Jain Food Culture - Eating Cultures
Food Culture/ The Food Blog

Jain Food Culture

Jains are present across India and Jainism is the sixth largest religion in India. Jains are also considered to have the highest literacy %age amongst all India based religions.

Jain Food culture:

“Non-violence is the highest religion” — Lord Mahavir.
Jain food culture is based on strict non-violence. They are hard core vegetarians who are much disciplined about their eating habits and hence it makes their life style very difficult to follow.
Theirs is the most basic and functional eating culture that I have come across and believe me, they are healthy human beings able to sometimes achieve a difficult fasting routine of only boiled water once per day spanning over a period of 30 days (the period can be less or more too).

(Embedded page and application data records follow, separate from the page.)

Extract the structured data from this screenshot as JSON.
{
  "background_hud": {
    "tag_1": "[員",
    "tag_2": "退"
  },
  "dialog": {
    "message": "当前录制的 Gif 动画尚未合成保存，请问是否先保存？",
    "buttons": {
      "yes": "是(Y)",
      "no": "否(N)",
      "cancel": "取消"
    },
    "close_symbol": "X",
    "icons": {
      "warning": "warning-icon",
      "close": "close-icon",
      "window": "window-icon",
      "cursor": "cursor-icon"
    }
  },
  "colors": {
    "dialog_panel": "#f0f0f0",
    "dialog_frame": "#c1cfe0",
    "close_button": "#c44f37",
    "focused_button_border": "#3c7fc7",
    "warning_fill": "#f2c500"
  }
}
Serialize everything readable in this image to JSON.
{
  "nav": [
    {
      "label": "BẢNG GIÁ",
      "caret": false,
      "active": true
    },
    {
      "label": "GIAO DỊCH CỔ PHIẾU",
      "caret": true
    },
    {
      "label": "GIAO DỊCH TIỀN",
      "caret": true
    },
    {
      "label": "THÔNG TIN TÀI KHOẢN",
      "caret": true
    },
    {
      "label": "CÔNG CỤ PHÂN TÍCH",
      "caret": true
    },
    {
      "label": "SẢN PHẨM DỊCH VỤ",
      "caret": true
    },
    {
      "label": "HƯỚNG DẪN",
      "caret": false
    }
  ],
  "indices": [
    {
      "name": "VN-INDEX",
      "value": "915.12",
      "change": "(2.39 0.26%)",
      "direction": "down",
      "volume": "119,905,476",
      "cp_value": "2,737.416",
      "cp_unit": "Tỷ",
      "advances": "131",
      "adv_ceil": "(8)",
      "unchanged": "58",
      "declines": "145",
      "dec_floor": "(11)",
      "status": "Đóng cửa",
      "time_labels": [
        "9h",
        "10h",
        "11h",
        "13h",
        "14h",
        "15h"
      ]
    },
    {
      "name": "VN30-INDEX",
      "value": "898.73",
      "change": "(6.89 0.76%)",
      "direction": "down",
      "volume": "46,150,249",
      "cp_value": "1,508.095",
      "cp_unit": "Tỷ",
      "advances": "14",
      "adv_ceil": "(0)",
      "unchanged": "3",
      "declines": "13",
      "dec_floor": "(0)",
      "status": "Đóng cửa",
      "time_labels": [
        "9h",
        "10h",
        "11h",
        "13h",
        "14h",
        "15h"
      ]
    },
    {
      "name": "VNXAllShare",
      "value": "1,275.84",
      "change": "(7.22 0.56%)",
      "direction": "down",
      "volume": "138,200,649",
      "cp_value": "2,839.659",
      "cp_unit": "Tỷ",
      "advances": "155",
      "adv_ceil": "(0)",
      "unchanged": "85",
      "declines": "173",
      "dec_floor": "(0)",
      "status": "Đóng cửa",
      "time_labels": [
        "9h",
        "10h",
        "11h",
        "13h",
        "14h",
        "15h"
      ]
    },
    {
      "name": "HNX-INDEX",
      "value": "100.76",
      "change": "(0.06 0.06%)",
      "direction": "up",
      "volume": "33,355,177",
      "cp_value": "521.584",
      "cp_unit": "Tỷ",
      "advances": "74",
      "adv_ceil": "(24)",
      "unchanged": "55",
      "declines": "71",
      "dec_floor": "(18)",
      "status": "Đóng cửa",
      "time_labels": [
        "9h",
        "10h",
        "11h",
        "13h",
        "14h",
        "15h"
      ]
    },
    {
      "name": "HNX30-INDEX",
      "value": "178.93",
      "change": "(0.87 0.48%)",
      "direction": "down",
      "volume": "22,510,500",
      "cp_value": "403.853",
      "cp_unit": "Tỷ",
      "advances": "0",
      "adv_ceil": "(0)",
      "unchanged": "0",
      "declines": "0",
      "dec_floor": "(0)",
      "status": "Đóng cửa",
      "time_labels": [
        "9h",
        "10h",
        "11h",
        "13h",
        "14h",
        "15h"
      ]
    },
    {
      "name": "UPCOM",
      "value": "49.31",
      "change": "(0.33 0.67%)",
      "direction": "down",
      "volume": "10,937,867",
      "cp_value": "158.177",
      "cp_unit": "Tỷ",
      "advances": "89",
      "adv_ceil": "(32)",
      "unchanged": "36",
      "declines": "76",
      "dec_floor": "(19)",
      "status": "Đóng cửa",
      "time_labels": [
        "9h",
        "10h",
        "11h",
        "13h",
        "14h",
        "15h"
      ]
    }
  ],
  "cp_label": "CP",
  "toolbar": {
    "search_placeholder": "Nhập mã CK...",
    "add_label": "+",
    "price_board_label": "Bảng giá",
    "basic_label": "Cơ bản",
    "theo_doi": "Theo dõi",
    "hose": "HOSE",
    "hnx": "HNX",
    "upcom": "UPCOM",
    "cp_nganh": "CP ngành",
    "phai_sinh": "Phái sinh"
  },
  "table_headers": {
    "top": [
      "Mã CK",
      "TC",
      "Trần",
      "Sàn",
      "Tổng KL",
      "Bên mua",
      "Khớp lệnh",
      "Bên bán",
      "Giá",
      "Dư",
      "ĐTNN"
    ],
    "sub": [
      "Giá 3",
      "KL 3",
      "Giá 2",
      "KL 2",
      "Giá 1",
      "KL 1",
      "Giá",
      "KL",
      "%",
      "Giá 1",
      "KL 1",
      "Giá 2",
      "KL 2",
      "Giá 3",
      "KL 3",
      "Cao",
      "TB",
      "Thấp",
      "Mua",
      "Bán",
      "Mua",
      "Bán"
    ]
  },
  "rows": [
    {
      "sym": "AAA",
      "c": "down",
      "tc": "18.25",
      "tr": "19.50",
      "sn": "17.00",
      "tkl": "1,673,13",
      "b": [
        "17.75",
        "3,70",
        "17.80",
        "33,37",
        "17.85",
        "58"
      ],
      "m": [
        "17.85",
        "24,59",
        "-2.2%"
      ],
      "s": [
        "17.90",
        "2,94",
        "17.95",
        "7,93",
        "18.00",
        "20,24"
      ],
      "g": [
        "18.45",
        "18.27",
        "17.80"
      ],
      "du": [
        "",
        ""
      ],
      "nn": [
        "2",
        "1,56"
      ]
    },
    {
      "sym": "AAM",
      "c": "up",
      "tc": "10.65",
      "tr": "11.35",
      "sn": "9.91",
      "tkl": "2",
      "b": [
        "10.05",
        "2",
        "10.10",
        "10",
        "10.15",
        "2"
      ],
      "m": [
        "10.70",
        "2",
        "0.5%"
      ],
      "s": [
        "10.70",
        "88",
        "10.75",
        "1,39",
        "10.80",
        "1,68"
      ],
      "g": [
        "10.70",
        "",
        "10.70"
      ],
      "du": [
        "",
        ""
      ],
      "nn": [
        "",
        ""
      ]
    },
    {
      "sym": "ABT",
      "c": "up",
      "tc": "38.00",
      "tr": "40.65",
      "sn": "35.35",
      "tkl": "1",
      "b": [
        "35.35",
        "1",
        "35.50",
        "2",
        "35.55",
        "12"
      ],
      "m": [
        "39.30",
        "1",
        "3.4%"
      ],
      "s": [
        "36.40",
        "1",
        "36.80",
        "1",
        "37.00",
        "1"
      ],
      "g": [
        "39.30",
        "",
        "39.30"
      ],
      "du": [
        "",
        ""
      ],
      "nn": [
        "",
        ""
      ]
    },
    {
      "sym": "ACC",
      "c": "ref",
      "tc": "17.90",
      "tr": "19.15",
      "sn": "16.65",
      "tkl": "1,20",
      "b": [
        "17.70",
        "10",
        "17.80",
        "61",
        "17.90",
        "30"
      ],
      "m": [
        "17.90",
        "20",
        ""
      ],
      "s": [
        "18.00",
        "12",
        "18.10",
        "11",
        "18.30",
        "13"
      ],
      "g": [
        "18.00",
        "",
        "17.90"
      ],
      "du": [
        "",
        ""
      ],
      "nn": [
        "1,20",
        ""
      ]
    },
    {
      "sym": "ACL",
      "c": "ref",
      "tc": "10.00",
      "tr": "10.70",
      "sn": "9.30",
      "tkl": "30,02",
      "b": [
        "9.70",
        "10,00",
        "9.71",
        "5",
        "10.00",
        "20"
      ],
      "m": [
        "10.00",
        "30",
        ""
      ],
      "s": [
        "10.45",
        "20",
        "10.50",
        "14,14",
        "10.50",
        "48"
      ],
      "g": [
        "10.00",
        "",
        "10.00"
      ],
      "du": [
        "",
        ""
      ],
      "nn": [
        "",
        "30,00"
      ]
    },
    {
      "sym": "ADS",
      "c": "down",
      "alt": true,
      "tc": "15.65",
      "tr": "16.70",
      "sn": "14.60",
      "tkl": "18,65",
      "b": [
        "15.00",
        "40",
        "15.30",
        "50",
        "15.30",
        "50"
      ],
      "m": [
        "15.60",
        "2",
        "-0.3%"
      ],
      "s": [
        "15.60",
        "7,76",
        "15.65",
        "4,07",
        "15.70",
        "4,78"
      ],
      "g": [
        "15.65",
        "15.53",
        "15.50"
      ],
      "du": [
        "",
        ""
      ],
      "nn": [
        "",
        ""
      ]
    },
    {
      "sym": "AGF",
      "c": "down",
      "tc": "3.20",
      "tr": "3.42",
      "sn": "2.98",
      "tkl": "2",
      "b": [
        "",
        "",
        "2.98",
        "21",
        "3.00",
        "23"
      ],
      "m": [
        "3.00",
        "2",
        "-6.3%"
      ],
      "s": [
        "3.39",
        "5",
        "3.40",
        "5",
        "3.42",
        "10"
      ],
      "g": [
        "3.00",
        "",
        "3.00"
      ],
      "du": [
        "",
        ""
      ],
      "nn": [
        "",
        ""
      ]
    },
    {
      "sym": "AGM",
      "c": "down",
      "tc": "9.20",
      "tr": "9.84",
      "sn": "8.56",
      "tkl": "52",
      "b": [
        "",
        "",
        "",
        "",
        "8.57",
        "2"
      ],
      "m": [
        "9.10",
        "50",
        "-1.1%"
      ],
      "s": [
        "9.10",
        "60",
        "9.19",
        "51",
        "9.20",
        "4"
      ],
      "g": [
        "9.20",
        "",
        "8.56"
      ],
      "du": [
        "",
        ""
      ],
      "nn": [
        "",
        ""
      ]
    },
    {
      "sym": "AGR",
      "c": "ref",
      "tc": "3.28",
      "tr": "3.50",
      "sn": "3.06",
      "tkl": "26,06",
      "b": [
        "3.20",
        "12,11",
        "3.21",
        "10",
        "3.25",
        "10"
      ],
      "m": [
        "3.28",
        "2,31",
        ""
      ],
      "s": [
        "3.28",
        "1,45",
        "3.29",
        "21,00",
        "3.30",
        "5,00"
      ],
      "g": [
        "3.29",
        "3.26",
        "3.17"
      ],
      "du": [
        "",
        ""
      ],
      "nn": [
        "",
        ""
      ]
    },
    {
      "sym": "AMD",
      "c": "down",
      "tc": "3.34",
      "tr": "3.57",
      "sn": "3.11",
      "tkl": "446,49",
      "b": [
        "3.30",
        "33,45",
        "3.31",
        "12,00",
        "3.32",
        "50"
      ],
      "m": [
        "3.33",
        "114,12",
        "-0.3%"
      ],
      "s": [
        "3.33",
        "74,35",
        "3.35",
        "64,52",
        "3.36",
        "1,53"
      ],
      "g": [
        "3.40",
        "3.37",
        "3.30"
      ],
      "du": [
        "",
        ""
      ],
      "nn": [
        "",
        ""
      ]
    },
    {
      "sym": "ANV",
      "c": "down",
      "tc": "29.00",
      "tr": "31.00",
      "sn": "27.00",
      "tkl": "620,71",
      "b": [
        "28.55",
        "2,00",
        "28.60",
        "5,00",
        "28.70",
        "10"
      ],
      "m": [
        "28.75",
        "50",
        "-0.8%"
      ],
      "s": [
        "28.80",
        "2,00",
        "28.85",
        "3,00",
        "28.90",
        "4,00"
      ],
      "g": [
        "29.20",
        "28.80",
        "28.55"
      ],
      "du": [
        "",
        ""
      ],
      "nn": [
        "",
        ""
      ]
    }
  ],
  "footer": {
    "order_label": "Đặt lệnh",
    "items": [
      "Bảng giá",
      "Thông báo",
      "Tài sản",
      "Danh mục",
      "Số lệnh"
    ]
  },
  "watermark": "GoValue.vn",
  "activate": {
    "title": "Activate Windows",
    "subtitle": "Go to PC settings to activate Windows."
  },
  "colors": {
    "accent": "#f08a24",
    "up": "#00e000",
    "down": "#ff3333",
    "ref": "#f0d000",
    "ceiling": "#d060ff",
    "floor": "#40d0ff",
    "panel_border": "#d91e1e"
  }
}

The Jain’s do not believe in harming any animal or for that matter the smallest of the organisms present in the universe and since the culture comes from non-violence, animal flesh is a complete “NO” for any Jain. Animal based food products are completed avoided and that throws out a lot of dairy products, cosmetics etc out of the window for them.

My view is that veganism is probably something which has come out of the Jain Vegetarians book.

What they do not eat:

During the course of deciding what to feed on and what is appropriate for a Jain to eat in vegetables; they very easily throw out anything which is available from under the soil like garlic, onions, potatoes, beet, etc. The reasons for them to not eat the roots are not to harm any organisms which survive under the soil and also plucking the root will ultimately kill the plant.

Onions & Garlic are considered inappropriate to have in Strict vegetarian Hindus too, as it is meant to be tamasic food as per the Geeta. Details on this will come some other time ☺

Sprouts are not consumed because they are considered to be a new life and while the pulses are being soaked and sunned to be converted to sprouts there could be other micro-organisms which would be taking birth in that process.

Even some very obvious vegetables which go beyond our thinking are avoided like cabbage, cauliflower, Brinjals / eggplant, tomatoes, ladies finger (Okra). These are avoided because they have multiple leaves or multiple seeds and are considered to have multiple lives in them. The most intriguing thing about this concept is that it comes from an era when biology was possibly not known in the way it is known now; no wonder they say that Jainism was the first religion handed over by the gods.

Parasites like mushrooms, fungus and yeasts do not find a place on the plate of a Jain and so is honey for obvious reasons.

What they do eat:

A diet heavily leaning on fruits or vegetables which grow on a tree and fall down to be collected and hence do not cause harm to the tree per se say. Cereals or pulses which require the plant to dry off completely before the the pulses or cereals are pulled out are also consumed.

Least Eaten Oil, Sugar, Salt
Green tea / Lemon tea
Soya based dairy products
Whole wheat, semi polished rice, ragi, bajra, maize, jowar and oats, Soya, Whole dals
Most eaten Vegetables, Fruits


Spices : Only spices which have more health benefits like; cardamom, cumin seeds, cloves, fenugreek, cinnamon turmeric and tulsi.

Salt is used for taste purposes only in cooked vegetables. Salts are avoided in salads and juices etc.

Some other interesting facts:

Stale food is also avoided as it tends to have high micro-organisms built up over a period of time.

Food is not eaten after sunset. Food should only be eaten during sunlight. Micro-organisms grow on food after sunset. Digestive system also is healthy if food is eaten during the day. Jain monks do not walk in the night because accidentally they may kill insects etc.

Some useful links



Please follow and like us:

You Might Also Like

No Comments

Leave a Reply

Social media & sharing icons powered by UltimatelySocial